New law allows virtual meetings to continue through 2020, virtual participation for limited reasons in 2021
Townships, along with all public bodies, will be allowed to conduct electronic “virtual” meetings as soon as recently passed legislation is enacted. Gov. Whitmer signed Public Act 228 of 2020, sponsored by Sen. Lana Theis, (R-Brighton Chtr. Twp.), which amends the Open Meetings Act (OMA) to allow for electronic meetings under specific circumstances and for a limited period. The law was critical to ensure meetings held electronically since March 18, 2020, due to the COVID-19 pandemic are valid and allows public bodies to continue to hold meetings via this option through the end of this year. PA 228 deems electronic meetings that took place since March 18, 2020, are valid if the public body complied with the requirements contained in the law and permits these virtual meetings to continue until Dec. 31, 2020, for any circumstance. Beginning Jan. 1, 2021 through Dec. 31, 2021, only, any member of a public body would be permitted to meet electronically due to the following: military duty (current law); medical condition defined as an illness, injury, disability, or other health-related condition; or statewide or local state of emergency or state of disaster declared that would risk the personal health/safety of the public or members of the public body.
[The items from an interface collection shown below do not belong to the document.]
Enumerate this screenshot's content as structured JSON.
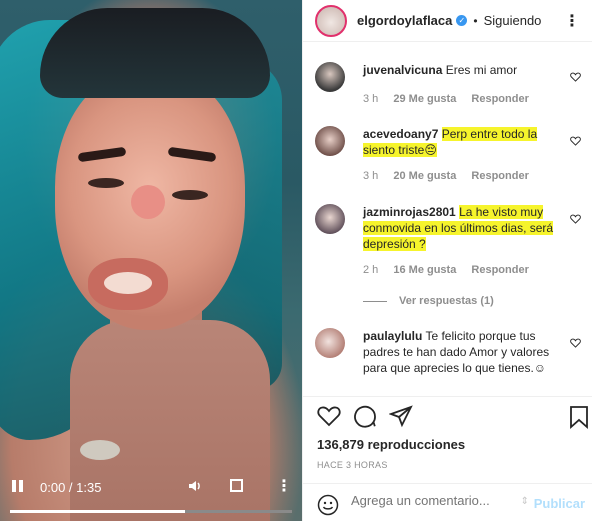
{
  "video": {
    "time": "0:00 / 1:35",
    "progress_fraction": 0.62
  },
  "header": {
    "username": "elgordoylaflaca",
    "separator": "•",
    "follow_label": "Siguiendo"
  },
  "comments": [
    {
      "user": "juvenalvicuna",
      "text": "Eres mi amor",
      "age": "3 h",
      "likes": "29 Me gusta",
      "reply_label": "Responder",
      "highlighted": false
    },
    {
      "user": "acevedoany7",
      "text": "Perp entre todo la siento triste😔",
      "age": "3 h",
      "likes": "20 Me gusta",
      "reply_label": "Responder",
      "highlighted": true
    },
    {
      "user": "jazminrojas2801",
      "text": "La he visto muy conmovida en los últimos dias, será depresión ?",
      "age": "2 h",
      "likes": "16 Me gusta",
      "reply_label": "Responder",
      "highlighted": true,
      "replies_label": "Ver respuestas (1)"
    },
    {
      "user": "paulaylulu",
      "text": "Te felicito porque tus padres te han dado Amor y valores para que aprecies lo que tienes.☺",
      "highlighted": false
    }
  ],
  "stats": {
    "views": "136,879 reproducciones",
    "ago": "HACE 3 HORAS"
  },
  "composer": {
    "placeholder": "Agrega un comentario...",
    "publish_label": "Publicar"
  },
  "colors": {
    "highlight": "#f6f42c",
    "verified": "#3897f0",
    "publish": "#b2dffc"
  }
}
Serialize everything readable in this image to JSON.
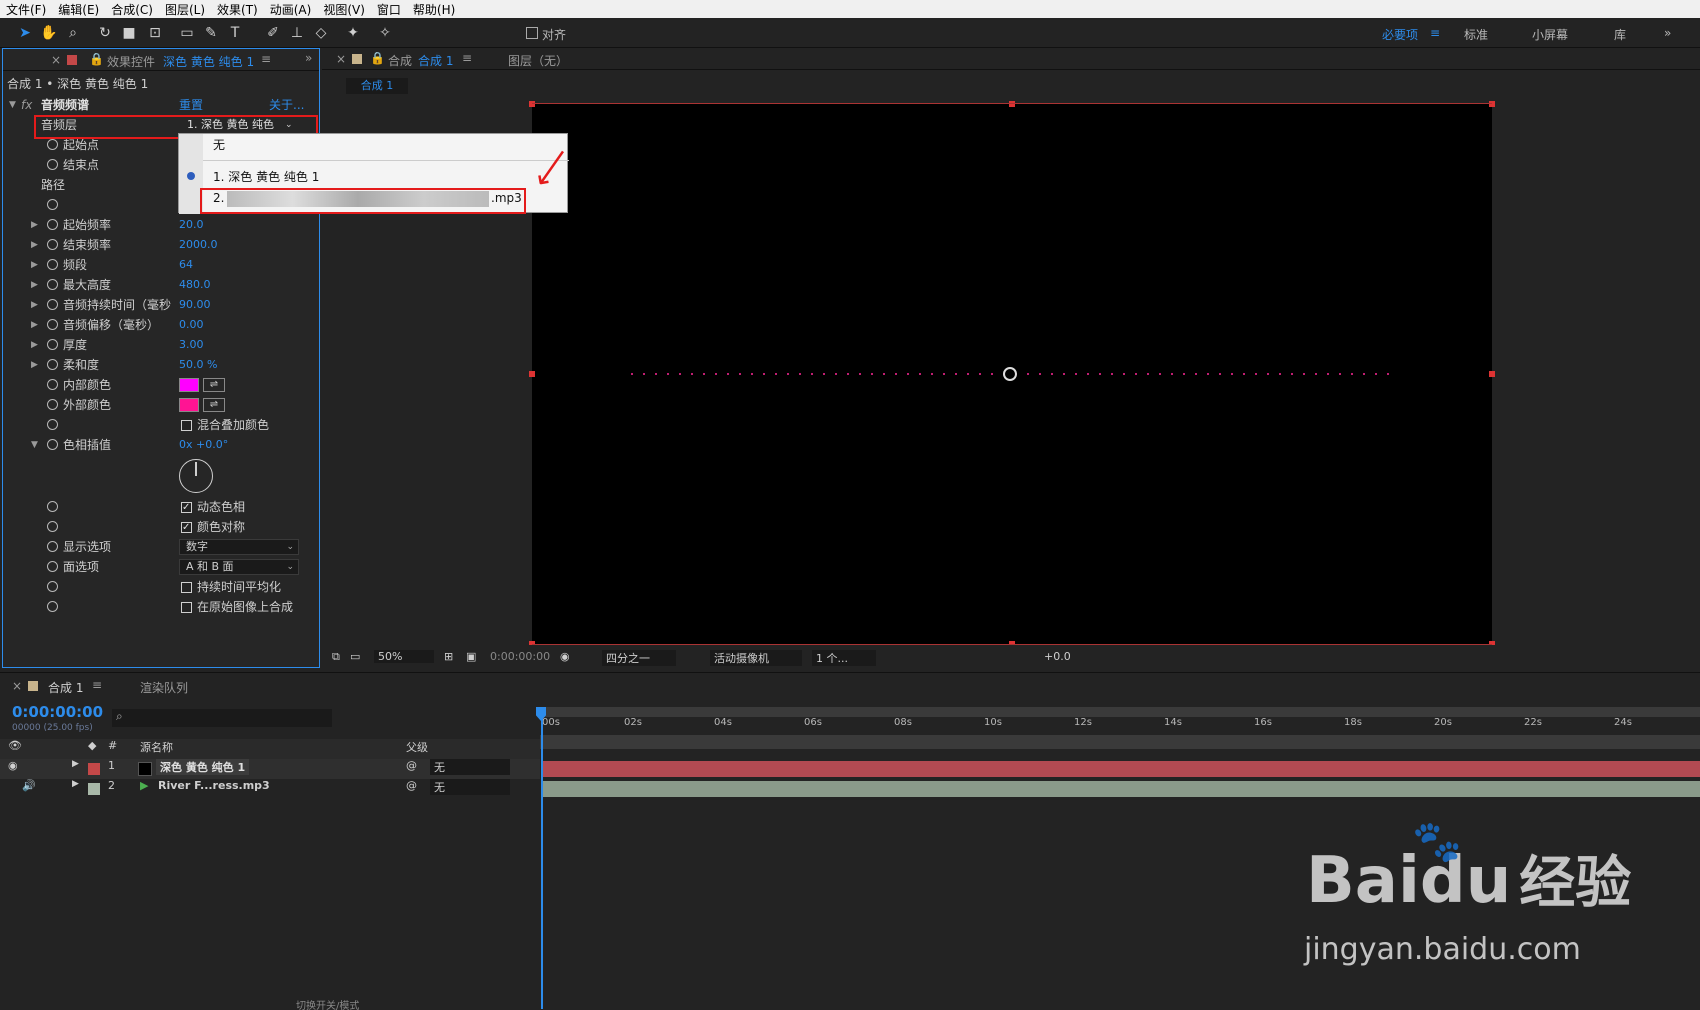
{
  "menu": [
    "文件(F)",
    "编辑(E)",
    "合成(C)",
    "图层(L)",
    "效果(T)",
    "动画(A)",
    "视图(V)",
    "窗口",
    "帮助(H)"
  ],
  "toolbar": {
    "align_label": "对齐",
    "workspaces": [
      "必要项",
      "标准",
      "小屏幕",
      "库"
    ]
  },
  "effect_panel": {
    "tab_prefix": "效果控件",
    "tab_layer": "深色 黄色 纯色 1",
    "breadcrumb": "合成 1 • 深色 黄色 纯色 1",
    "effect_name": "音频频谱",
    "reset": "重置",
    "about": "关于...",
    "audio_layer_label": "音频层",
    "audio_layer_value": "1. 深色 黄色 纯色",
    "params": [
      {
        "label": "起始点",
        "value": ""
      },
      {
        "label": "结束点",
        "value": ""
      },
      {
        "label": "路径",
        "value": ""
      },
      {
        "label": "",
        "value": ""
      },
      {
        "label": "起始频率",
        "value": "20.0"
      },
      {
        "label": "结束频率",
        "value": "2000.0"
      },
      {
        "label": "频段",
        "value": "64"
      },
      {
        "label": "最大高度",
        "value": "480.0"
      },
      {
        "label": "音频持续时间（毫秒",
        "value": "90.00"
      },
      {
        "label": "音频偏移（毫秒）",
        "value": "0.00"
      },
      {
        "label": "厚度",
        "value": "3.00"
      },
      {
        "label": "柔和度",
        "value": "50.0 %"
      },
      {
        "label": "内部颜色",
        "value": ""
      },
      {
        "label": "外部颜色",
        "value": ""
      }
    ],
    "blend_overlap": "混合叠加颜色",
    "hue_interp_label": "色相插值",
    "hue_interp_value": "0x +0.0°",
    "dynamic_hue": "动态色相",
    "color_symmetry": "颜色对称",
    "display_options_label": "显示选项",
    "display_options_value": "数字",
    "side_options_label": "面选项",
    "side_options_value": "A 和 B 面",
    "duration_avg": "持续时间平均化",
    "composite_on_original": "在原始图像上合成",
    "inside_color": "#ff00ff",
    "outside_color": "#ff1493"
  },
  "popup": {
    "items": [
      "无",
      "1. 深色 黄色 纯色 1",
      "2.",
      ".mp3"
    ]
  },
  "viewer": {
    "tab_label": "合成",
    "tab_name": "合成 1",
    "layer_label": "图层（无）",
    "sub_tab": "合成 1"
  },
  "viewbar": {
    "zoom": "50%",
    "timecode": "0:00:00:00",
    "resolution": "四分之一",
    "camera": "活动摄像机",
    "views": "1 个...",
    "exposure": "+0.0"
  },
  "timeline": {
    "tab": "合成 1",
    "render_queue": "渲染队列",
    "timecode": "0:00:00:00",
    "fps": "00000 (25.00 fps)",
    "col_num": "#",
    "col_source": "源名称",
    "col_parent": "父级",
    "layers": [
      {
        "num": "1",
        "name": "深色 黄色 纯色 1",
        "parent": "无",
        "color": "#c44848"
      },
      {
        "num": "2",
        "name": "River F...ress.mp3",
        "parent": "无",
        "color": "#a8b8a8"
      }
    ],
    "ruler": [
      "00s",
      "02s",
      "04s",
      "06s",
      "08s",
      "10s",
      "12s",
      "14s",
      "16s",
      "18s",
      "20s",
      "22s",
      "24s"
    ],
    "bottom_label": "切换开关/模式"
  },
  "watermark": {
    "brand": "Baidu",
    "cn": "经验",
    "url": "jingyan.baidu.com"
  }
}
Additionally, the law requires any member of the public body—other than a member participating remotely due to military duty—attending a public meeting remotely after Dec. 31, 2020, to declare, and be included in the meeting minutes, that the member is attending remotely and the physical location (county, municipality, and state) from which they are participating remotely.
State Supreme Court rules governor's executive orders 'of no continuing legal effect'; MDHHS issues REVISED emergency order—restores capacity restrictions, face covering requirements for government offices, businesses, and more
On Oct. 12, the state Supreme Court rejected Gov. Whitmer's request to delay its earlier ruling that effectively nullified her previous pandemic-related executive orders. In its most recent ruling, the court said that the governor's EOs are "of no continuing legal effect." The governor had initially said her orders remained in effect for 21 days to 28 days and asked the state's highest court to clarify.
However, a revised "Gathering Prohibition and Face Covering Order" emergency order was issued on Oct. 9 under MCL 333.2253, by the Michigan Department of Health and Human Services (MDHHS) that requires government offices, as well as businesses, schools and other operations to prohibit indoor gatherings of any kind unless they require those individuals, including employees, to wear face coverings. Compared to MDHHS's initial emergency order, new provisions also provide for capacity limits in businesses, as well as libraries and museums, added protections for workers, and requirements for contact tracing. Note that Region 6, encompassing 17 northern Michigan counties, are exempt from certain requirements in the order. Read more about the order, which has the force of law, here. MTA will continue to provide members with the latest on the evolving changes.